Sponsored by
University of California Transportation Center (UCTC)
February 14 2014 09:30–10:30
4080 AIR Building
Yinhai Wang
Yinhai Wang
University of Washington

Transportation involves human, infrastructure, vehicle, and environmental interactions and is therefore a very complicated system. Traditionally, transportation has been studied through classical methods, typically with ideal assumptions, limited data support, and poor computing resources. While the theories (such as traffic flow and driver behavior models) developed through these efforts provide valuable insights in understanding transportation-related issues, they are often ineffective in large-scale transportation system analysis with massive amount of data. Also, transportation activities have been found affecting public health, air quality, environmental sustainability, etc., but our understanding in these relationships has been trivial and far from complete.

With recent advances in sensing, networking, and computing technologies, more and more transportation-related data and computational resources become available. These new assets are likely to bring in new opportunities to understand transportation systems better and address those critical transportation issues in a faster, more accountable, and more cost-effective way.

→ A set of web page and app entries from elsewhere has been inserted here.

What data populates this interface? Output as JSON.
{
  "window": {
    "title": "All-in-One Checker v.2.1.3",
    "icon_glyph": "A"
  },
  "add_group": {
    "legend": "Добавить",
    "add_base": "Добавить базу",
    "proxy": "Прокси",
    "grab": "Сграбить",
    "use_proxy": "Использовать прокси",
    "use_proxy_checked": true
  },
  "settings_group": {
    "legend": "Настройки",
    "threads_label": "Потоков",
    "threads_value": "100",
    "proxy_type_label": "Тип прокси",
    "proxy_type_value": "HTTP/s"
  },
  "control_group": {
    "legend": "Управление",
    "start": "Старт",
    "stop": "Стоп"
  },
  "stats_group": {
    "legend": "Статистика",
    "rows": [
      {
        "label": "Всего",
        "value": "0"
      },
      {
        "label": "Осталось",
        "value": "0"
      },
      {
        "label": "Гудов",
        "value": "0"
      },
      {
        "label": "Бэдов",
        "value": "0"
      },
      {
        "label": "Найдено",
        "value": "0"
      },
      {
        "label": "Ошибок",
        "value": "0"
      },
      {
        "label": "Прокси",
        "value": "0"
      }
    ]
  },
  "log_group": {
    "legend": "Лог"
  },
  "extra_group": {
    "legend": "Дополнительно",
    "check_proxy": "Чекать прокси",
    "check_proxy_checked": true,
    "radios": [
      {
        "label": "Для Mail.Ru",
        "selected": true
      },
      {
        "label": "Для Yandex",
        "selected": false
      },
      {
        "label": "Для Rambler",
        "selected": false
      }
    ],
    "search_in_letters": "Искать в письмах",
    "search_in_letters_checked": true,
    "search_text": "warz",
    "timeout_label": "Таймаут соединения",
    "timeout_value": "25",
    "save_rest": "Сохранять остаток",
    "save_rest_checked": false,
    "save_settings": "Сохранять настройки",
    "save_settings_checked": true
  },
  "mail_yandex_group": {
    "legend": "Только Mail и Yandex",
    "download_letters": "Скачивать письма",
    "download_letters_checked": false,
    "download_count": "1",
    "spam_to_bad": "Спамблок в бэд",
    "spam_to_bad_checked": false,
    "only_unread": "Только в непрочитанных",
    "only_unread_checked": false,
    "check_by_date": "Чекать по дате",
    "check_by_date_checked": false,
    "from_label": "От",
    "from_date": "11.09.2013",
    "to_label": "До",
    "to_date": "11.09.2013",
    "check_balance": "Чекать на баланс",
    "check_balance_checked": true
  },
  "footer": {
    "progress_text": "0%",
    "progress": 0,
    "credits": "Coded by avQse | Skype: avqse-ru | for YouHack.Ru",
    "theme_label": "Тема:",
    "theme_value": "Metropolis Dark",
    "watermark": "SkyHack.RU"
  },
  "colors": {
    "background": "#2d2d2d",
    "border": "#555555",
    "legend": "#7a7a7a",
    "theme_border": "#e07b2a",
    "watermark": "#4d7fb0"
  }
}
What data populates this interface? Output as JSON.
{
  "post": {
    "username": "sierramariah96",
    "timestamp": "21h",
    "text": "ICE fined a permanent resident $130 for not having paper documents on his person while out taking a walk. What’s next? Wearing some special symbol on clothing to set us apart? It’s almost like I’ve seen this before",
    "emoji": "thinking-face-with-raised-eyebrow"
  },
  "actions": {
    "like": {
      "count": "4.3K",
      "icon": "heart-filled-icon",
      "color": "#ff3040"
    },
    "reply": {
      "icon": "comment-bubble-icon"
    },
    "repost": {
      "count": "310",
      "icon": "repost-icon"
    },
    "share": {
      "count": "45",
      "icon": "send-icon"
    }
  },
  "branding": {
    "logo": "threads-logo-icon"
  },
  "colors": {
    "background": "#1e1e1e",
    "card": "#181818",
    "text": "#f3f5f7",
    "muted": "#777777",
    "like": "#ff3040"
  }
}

From big data to big discoveries and big decisions: what is the gap and what needs to be done? Clearly, a new theoretical framework is needed to integrate the quickly growing massive amount of data, typically from numerous sources of varying spatial and temporal characteristics, into the large-scale transportation problem solving and decision making processes. Efforts along this line are likely to form up a new subject area, namely e-science of transportation, in the years to come. The speaker will share his vision and pilot research in linking big data to big discoveries and big decisions through his talk.

Dr. Yinhai Wang is a professor in transportation engineering at the University of Washington (UW). He has a Ph.D. in transportation engineering from the University of Tokyo (1998), a master's degree in computer science from the UW, and another master's degree in construction management and a bachelor degree in civil engineering from Tsinghua University, China. Dr. Wang is the founding director of the Smart Transportation Applications and Research Laboratory (STAR Lab) at the UW. He also serves as the director for Pacific Northwest Transportation Consortium (PacTrans), USDOT University Transportation Center for Federal Region 10.

Dr. Wang’s active research fields include traffic sensing, transportation safety, e-science of transportation, traffic operations, traffic simulation, and intelligent transportation systems (ITS). He has over 170 academic publications and delivered more than 240 academic talks. He was the winner of the ASCE Journal of Transportation Engineering Best Paper Award for 2003. Dr. Wang serves as members of three Transportation Research Board committees: Transportation Information Systems and Technology Committee (ABJ50), Freeway Operations Committee (AHB20), and Highway Capacity and Quality of Services (AHB40). He is currently on the Board of Governors for the ASCE Transportation & Development Institute. He was an elected member of the Board of Governors for the IEEE ITS Society from 2010 to 2013. Additionally, Dr. Wang is associate editor for three journals: Journal of ITS, Journal of Computing in Civil Engineering, and Journal of Transportation Engineering.